  • It is independent of the DNA sequence of a gene
  • DNA methylation, chromatin remodeling, transcription factors etc
paralogs paralogous genes
Paralogs: Paralogous genes
  • Two genes or clusters of genes at different chromosomal locations in the same organism
  • Have structural similarities indicating that they derived from a common ancestral gene
  • Have diverged from the parent copy by mutation and selection or drift.
homologs homologous genes
Homologs: Homologous genes
  • Homologs: Having the same relative position, value, or structure, something (as a chemical compound or a chromosome) that is homologous
  • Homologous sequences are of two types: orthologous and paralogous
orthologs orthologous genes
Orthologs: orthologous genes
  • Orthologous genes: genes that have evolved directly from an ancestral gene
  • This is in contrast to paralogous genes
  • Suppose protein molecules (from one species of animal say human) A and B interact; homologous protein molecules (from another species of animal say dog) A’ and B’ also interact, then interlogs are:
  • Resembling pair of protein-protein interactions (e.g. A-B and A'-B')
  • Can be observed parallelly in two different organisms
interologous interaction database
Interologous Interaction Database
  • Web-accessible database to facilitate experimentation and integrated computational analysis with model organism Protein-Protein-Interaction networks
  • Sets of co-regulated genes for which the regulatory sequence has been conserved across multiple organisms
  • The quantitative method assigns a confidence score to each predicted regulog member on the basis of the degree of conservation of protein sequence and regulatory mechanisms

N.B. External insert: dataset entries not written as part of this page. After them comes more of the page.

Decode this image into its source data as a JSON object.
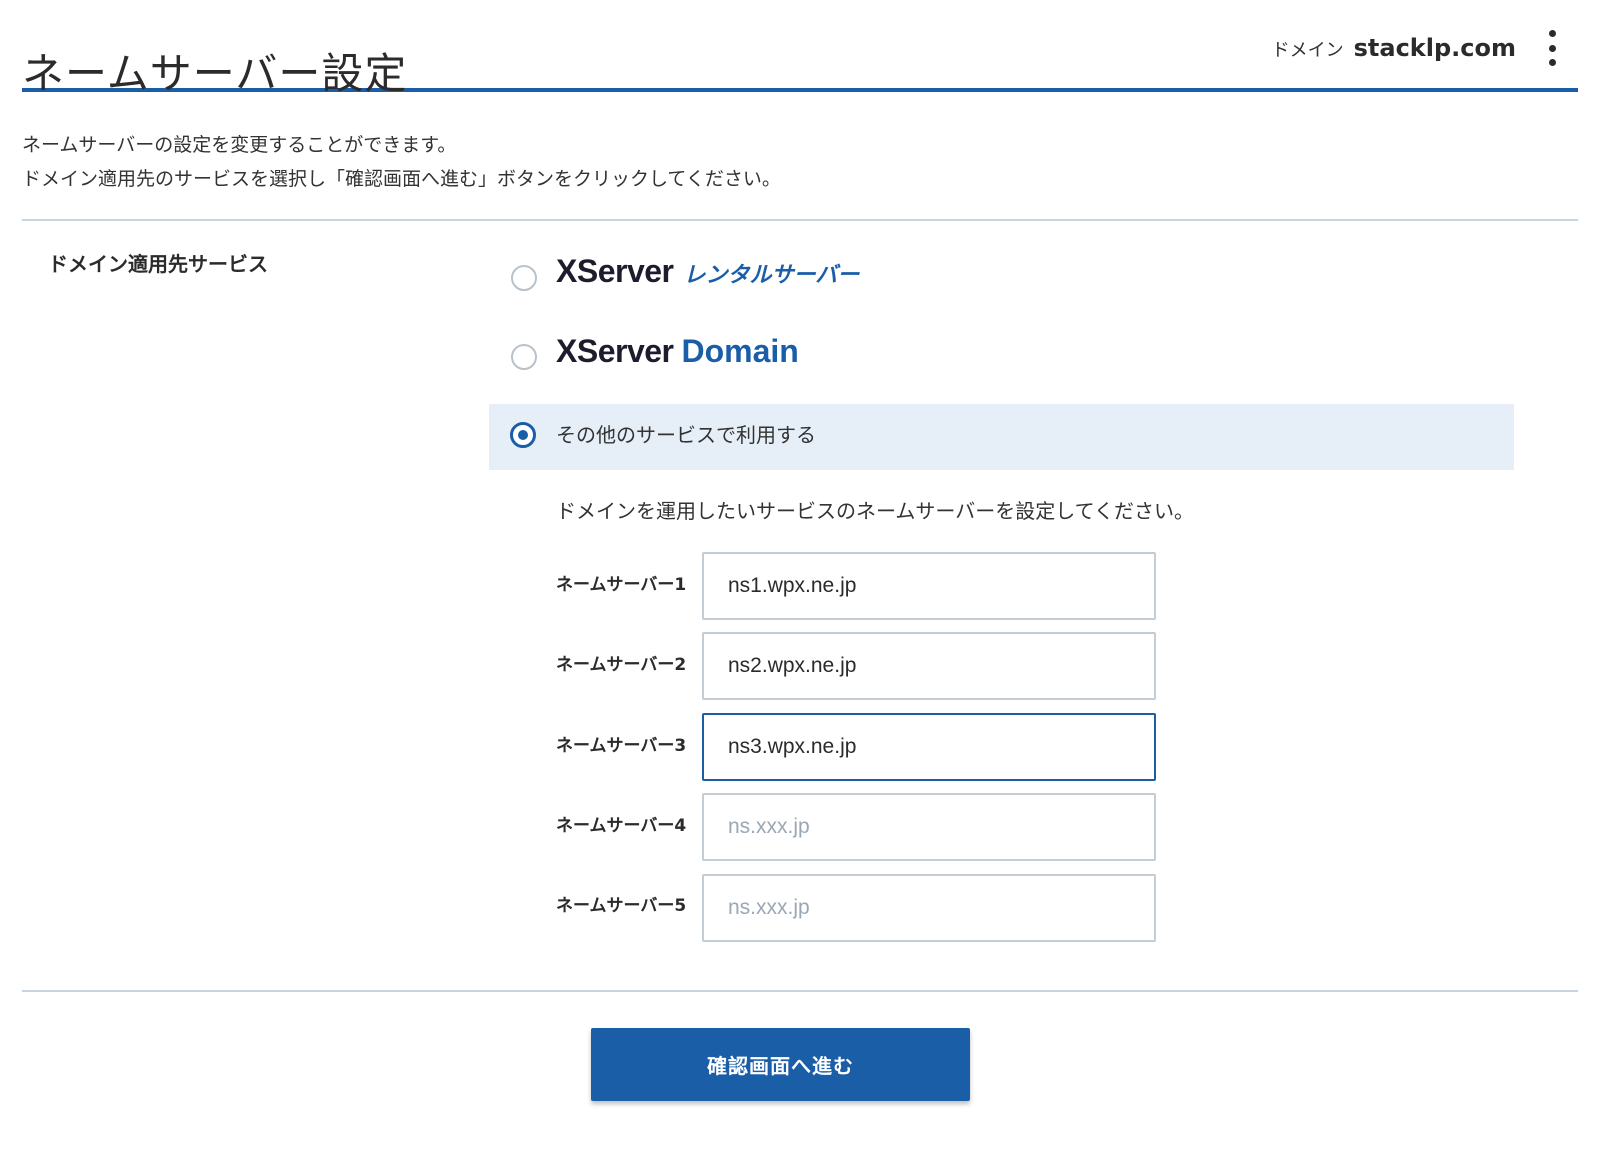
{
  "header": {
    "title": "ネームサーバー設定",
    "domain_label": "ドメイン",
    "domain_name": "stacklp.com",
    "menu_icon": "more-vertical-icon"
  },
  "intro": {
    "line1": "ネームサーバーの設定を変更することができます。",
    "line2": "ドメイン適用先のサービスを選択し「確認画面へ進む」ボタンをクリックしてください。"
  },
  "service": {
    "label": "ドメイン適用先サービス",
    "options": [
      {
        "id": "xserver-rental",
        "logo_main": "XServer",
        "logo_sub": "レンタルサーバー",
        "selected": false
      },
      {
        "id": "xserver-domain",
        "logo_main": "XServer",
        "logo_sub": "Domain",
        "selected": false
      },
      {
        "id": "other",
        "label": "その他のサービスで利用する",
        "selected": true
      }
    ]
  },
  "nameservers": {
    "instruction": "ドメインを運用したいサービスのネームサーバーを設定してください。",
    "items": [
      {
        "label": "ネームサーバー1",
        "value": "ns1.wpx.ne.jp",
        "placeholder": "ns.xxx.jp"
      },
      {
        "label": "ネームサーバー2",
        "value": "ns2.wpx.ne.jp",
        "placeholder": "ns.xxx.jp"
      },
      {
        "label": "ネームサーバー3",
        "value": "ns3.wpx.ne.jp",
        "placeholder": "ns.xxx.jp"
      },
      {
        "label": "ネームサーバー4",
        "value": "",
        "placeholder": "ns.xxx.jp"
      },
      {
        "label": "ネームサーバー5",
        "value": "",
        "placeholder": "ns.xxx.jp"
      }
    ]
  },
  "actions": {
    "submit_label": "確認画面へ進む"
  },
  "colors": {
    "accent": "#1a5ea8",
    "selected_bg": "#e6eef7",
    "divider": "#c7d3df",
    "input_border": "#c4ccd4"
  }
}
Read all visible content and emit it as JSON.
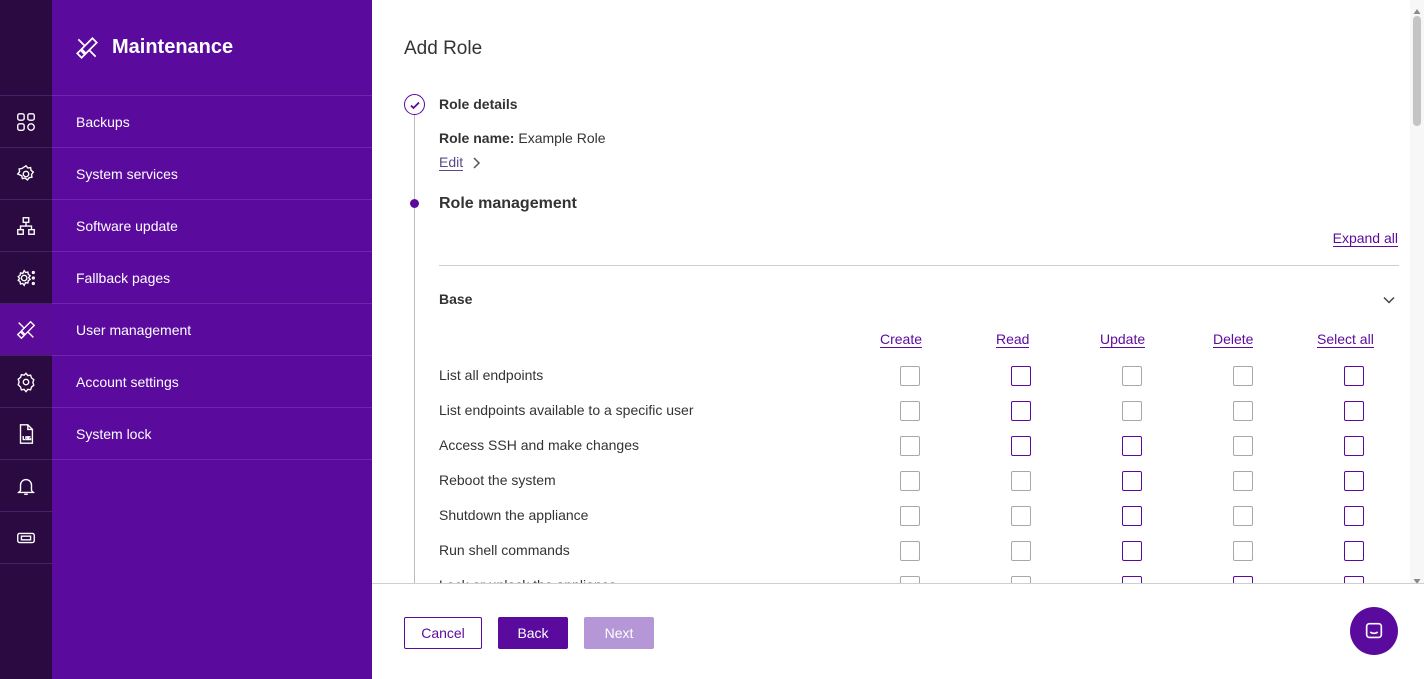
{
  "sidebar": {
    "title": "Maintenance",
    "items": [
      {
        "label": "Backups"
      },
      {
        "label": "System services"
      },
      {
        "label": "Software update"
      },
      {
        "label": "Fallback pages"
      },
      {
        "label": "User management"
      },
      {
        "label": "Account settings"
      },
      {
        "label": "System lock"
      }
    ]
  },
  "rail": {
    "icons": [
      "grid-icon",
      "gear-network-icon",
      "network-icon",
      "gear-dots-icon",
      "tools-icon",
      "gear-icon",
      "log-file-icon",
      "bell-icon",
      "ticket-icon"
    ],
    "active_index": 4
  },
  "main": {
    "title": "Add Role",
    "step1": {
      "title": "Role details",
      "role_name_label": "Role name:",
      "role_name_value": "Example Role",
      "edit_label": "Edit"
    },
    "step2": {
      "title": "Role management",
      "expand_all": "Expand all"
    },
    "section": {
      "title": "Base",
      "columns": [
        "Create",
        "Read",
        "Update",
        "Delete",
        "Select all"
      ],
      "rows": [
        {
          "label": "List all endpoints",
          "checks": [
            false,
            true,
            false,
            false,
            true
          ]
        },
        {
          "label": "List endpoints available to a specific user",
          "checks": [
            false,
            true,
            false,
            false,
            true
          ]
        },
        {
          "label": "Access SSH and make changes",
          "checks": [
            false,
            true,
            true,
            false,
            true
          ]
        },
        {
          "label": "Reboot the system",
          "checks": [
            false,
            false,
            true,
            false,
            true
          ]
        },
        {
          "label": "Shutdown the appliance",
          "checks": [
            false,
            false,
            true,
            false,
            true
          ]
        },
        {
          "label": "Run shell commands",
          "checks": [
            false,
            false,
            true,
            false,
            true
          ]
        },
        {
          "label": "Lock or unlock the appliance",
          "checks": [
            false,
            false,
            true,
            true,
            true
          ]
        }
      ]
    }
  },
  "footer": {
    "cancel": "Cancel",
    "back": "Back",
    "next": "Next"
  },
  "colors": {
    "primary": "#5b0a9e",
    "rail": "#2a0a40",
    "next_disabled": "#b596d6"
  }
}
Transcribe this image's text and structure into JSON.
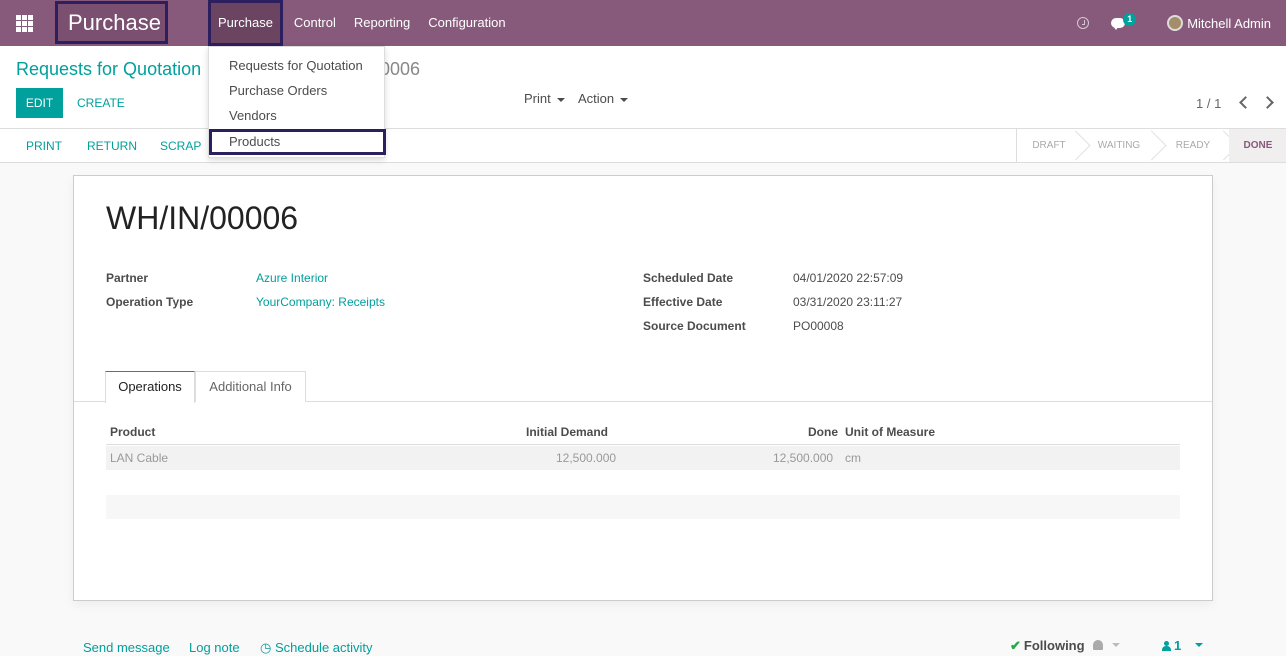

translational medicine bench to bedside research
Translational medicine: ("Bench to bedside" research)
  • Clinical Research orienting interaction between basic research and clinical medicine, particularly in clinical trials
systems biology
Systems biology
  • Relatively new biological study field
  • Focuses on the systematic study of complex interactions in biological systems
  • Uses a new perspective (integration instead of reduction) to study complex interactions
predictive medicine
Predictive medicine
  • Identifying biological markers in order to enroll individuals at high risk for developing a disease in special early detection trials
meta analysis
  • In statistics, a meta-analysis combines the results of several studies that address a set of related research hypotheses
bayesian approach
Bayesian approach
  • Statistical approach based on Bayes' theorem
  • Application of Baye’s theorem: Bayes' theorem can be applied to calculate the probability that a positive medical test result of a disease is a false positive hence retesting is planned
  • Bayes' theorem can be also be applied to calculate the probability of a false negative
  • The branch of genetics that studies organisms in terms of their genomes (their full DNA sequences)
  • Study of how an individual's genetic inheritance affects the body's response to drugs
  • Tailor-made for individuals and adapted to each person's own genetic makeup
  • Greater efficacy and safety
  • Environment, diet, age, lifestyle, and state of health all can influence a person's response to medicines
  • Study of molecular relationships between nutrition and the response of genes
  • Personalized nutrition based on genotype
  • Field of study concerned with the characterization of phenotypes
  • Phenotypes arise via the interaction of the genome with the environment
transcriptome and transcriptomics
Transcriptome and transcriptomics


  • The complete set of RNA products (mRNAs, or transcripts in a particular tissue at a particular time) that can be produced from the genome


  • The study of the transcriptome
proteome and proteomics
Proteome and proteomics
  • Proteome
  • PROTEin complement to a genOME
  • Proteomics
  • The qualitative and quantitative comparison of proteomes
  • The comparison under different conditions to further unravel biological processes
metabolome and metabolomics
Metabolome and Metabolomics
  • Metabolome
  • It represents the collection of all metabolites in a biological organism, which are the end products of its gene expression
  • Metabolomics
  • Study of metabolome under different conditions